The Market Mapper is a custom indicator developed by the Coinware team that generates simple buy and sell signals using sophisticated algorithms and technical analysis. Check out some of the Market Mapper results here or watch it in action below.
Using TradingView for Technical Analysis
TradingView allows users to access real-time market data from various financial markets, including stocks, cryptocurrencies, forex, and commodities. The platform offers interactive charts with a variety of technical indicators and drawing tools that can be customised to fit individual trading strategies. Traders can apply indicators such as moving averages, Bollinger Bands, RSI, MACD, and many more to analyse price movements and identify potential entry and exit points.
Additionally, TradingView enables users to create and share their own custom indicators, strategies, and scripts. This opens up opportunities for collaboration and knowledge-sharing within the trading community.
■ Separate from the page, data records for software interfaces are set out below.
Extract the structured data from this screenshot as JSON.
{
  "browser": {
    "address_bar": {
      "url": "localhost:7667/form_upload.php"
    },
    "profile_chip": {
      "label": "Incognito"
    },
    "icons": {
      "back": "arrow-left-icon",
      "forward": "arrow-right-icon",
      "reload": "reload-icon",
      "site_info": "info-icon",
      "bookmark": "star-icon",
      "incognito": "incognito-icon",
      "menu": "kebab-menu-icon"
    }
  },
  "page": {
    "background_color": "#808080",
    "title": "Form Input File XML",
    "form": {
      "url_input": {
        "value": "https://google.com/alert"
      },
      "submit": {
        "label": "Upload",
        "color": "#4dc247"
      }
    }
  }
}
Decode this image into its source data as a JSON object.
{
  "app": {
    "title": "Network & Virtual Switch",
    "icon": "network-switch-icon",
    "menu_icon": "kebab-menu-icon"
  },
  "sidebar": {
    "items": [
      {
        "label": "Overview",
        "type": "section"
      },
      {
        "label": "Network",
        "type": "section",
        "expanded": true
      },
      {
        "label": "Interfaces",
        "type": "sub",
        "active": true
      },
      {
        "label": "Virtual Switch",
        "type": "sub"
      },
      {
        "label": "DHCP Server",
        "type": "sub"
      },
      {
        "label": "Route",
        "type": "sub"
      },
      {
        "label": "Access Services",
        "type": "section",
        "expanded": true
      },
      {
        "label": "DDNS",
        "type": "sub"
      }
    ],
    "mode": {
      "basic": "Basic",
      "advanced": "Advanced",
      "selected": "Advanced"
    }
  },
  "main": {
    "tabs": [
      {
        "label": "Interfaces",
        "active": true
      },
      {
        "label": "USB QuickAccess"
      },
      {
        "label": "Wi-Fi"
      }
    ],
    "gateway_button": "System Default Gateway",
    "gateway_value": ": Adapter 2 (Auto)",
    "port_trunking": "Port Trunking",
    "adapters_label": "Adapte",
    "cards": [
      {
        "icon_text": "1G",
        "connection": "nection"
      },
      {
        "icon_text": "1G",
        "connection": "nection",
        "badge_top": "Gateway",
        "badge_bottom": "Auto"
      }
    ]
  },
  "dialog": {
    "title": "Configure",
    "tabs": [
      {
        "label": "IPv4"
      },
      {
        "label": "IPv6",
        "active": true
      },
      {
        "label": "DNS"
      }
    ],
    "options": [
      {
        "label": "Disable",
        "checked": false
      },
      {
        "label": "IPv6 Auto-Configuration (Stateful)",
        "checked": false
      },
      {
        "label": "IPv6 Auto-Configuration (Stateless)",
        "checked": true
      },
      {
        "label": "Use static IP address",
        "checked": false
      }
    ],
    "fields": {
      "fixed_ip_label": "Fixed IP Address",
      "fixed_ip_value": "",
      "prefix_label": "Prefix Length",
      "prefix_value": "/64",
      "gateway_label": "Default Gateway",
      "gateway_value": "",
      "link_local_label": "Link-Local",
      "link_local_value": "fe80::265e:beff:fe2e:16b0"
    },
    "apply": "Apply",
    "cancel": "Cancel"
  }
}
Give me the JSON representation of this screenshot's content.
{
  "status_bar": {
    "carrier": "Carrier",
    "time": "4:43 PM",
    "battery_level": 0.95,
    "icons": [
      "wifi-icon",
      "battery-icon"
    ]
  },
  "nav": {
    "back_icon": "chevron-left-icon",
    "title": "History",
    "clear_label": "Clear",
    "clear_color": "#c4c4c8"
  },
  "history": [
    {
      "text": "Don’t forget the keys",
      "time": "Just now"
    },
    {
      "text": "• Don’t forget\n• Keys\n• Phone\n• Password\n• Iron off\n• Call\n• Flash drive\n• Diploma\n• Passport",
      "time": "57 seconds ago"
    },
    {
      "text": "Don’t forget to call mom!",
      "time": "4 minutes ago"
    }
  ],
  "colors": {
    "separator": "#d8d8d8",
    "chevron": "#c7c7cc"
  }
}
Traders can also access a vast library of pre-built indicators and strategies created by other users, further expanding their analytical capabilities.
With its user-friendly interface and extensive charting capabilities, TradingView empowers traders to perform in-depth technical analysis, spot patterns and trends, and make informed trading decisions. It serves as a comprehensive platform for both novice and experienced traders to gain valuable insights into the financial markets.TradingView offers users a demo account and you can set up alerts to ensure you never miss a trade.